WORK ITEM: Could you restate the entries below word for word and leave the images out?

[Entries from a dataset of interfaces]
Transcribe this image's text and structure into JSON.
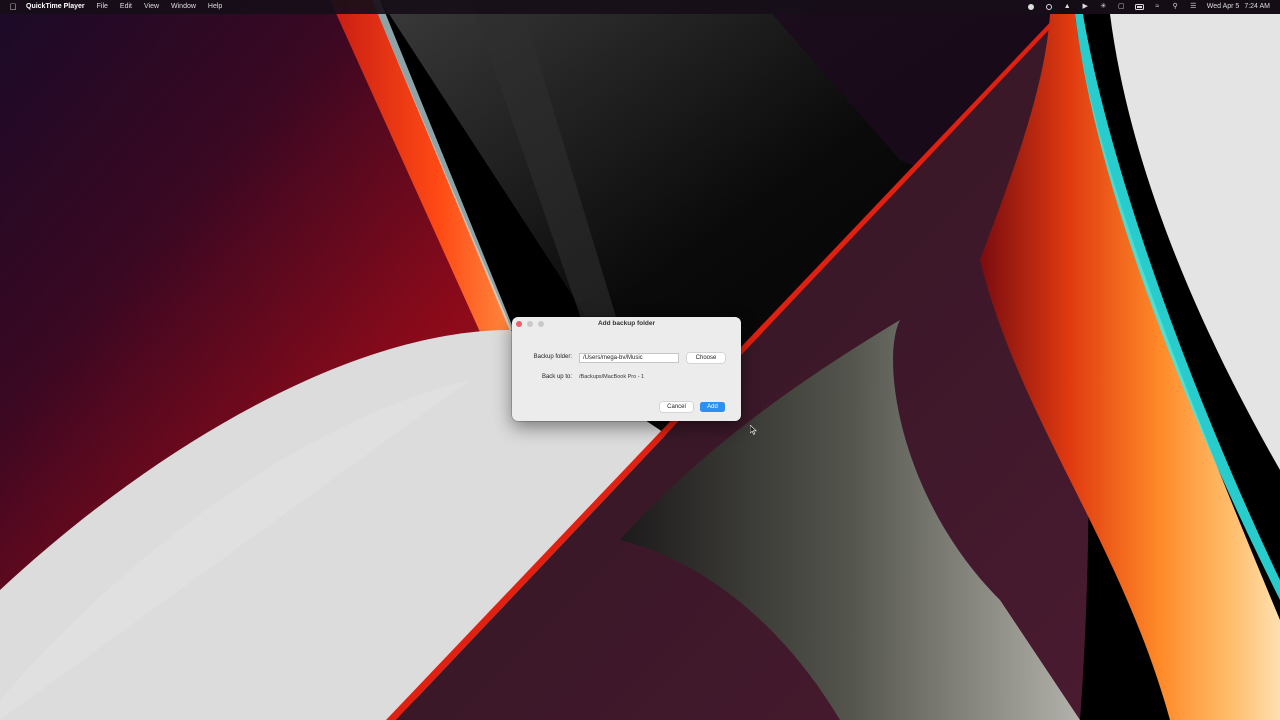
{
  "menubar": {
    "apple_icon": "apple-logo",
    "app_name": "QuickTime Player",
    "menus": [
      "File",
      "Edit",
      "Window",
      "View",
      "Help"
    ],
    "menus_in_order": [
      "File",
      "Edit",
      "View",
      "Window",
      "Help"
    ],
    "status_icons": [
      "record-icon",
      "user-switch-icon",
      "vpn-icon",
      "play-circle-icon",
      "bluetooth-icon",
      "screen-mirror-icon",
      "battery-icon",
      "wifi-icon",
      "search-icon",
      "control-center-icon"
    ],
    "date": "Wed Apr 5",
    "time": "7:24 AM"
  },
  "dialog": {
    "title": "Add backup folder",
    "backup_folder_label": "Backup folder:",
    "backup_folder_value": "/Users/mega-bv/Music",
    "choose_label": "Choose",
    "back_up_to_label": "Back up to:",
    "back_up_to_value": "/Backups/MacBook Pro - 1",
    "cancel_label": "Cancel",
    "add_label": "Add",
    "accent_color": "#2d8ff0",
    "close_color": "#ec5f6a"
  }
}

RESPONSE FOR THIS EXERCISE:
Transcribe this image's text and structure into JSON.
{
  "menubar": {
    "apple_icon": "apple-logo",
    "app_name": "QuickTime Player",
    "menus": [
      "File",
      "Edit",
      "Window",
      "View",
      "Help"
    ],
    "menus_in_order": [
      "File",
      "Edit",
      "View",
      "Window",
      "Help"
    ],
    "status_icons": [
      "record-icon",
      "user-switch-icon",
      "vpn-icon",
      "play-circle-icon",
      "bluetooth-icon",
      "screen-mirror-icon",
      "battery-icon",
      "wifi-icon",
      "search-icon",
      "control-center-icon"
    ],
    "date": "Wed Apr 5",
    "time": "7:24 AM"
  },
  "dialog": {
    "title": "Add backup folder",
    "backup_folder_label": "Backup folder:",
    "backup_folder_value": "/Users/mega-bv/Music",
    "choose_label": "Choose",
    "back_up_to_label": "Back up to:",
    "back_up_to_value": "/Backups/MacBook Pro - 1",
    "cancel_label": "Cancel",
    "add_label": "Add",
    "accent_color": "#2d8ff0",
    "close_color": "#ec5f6a"
  }
}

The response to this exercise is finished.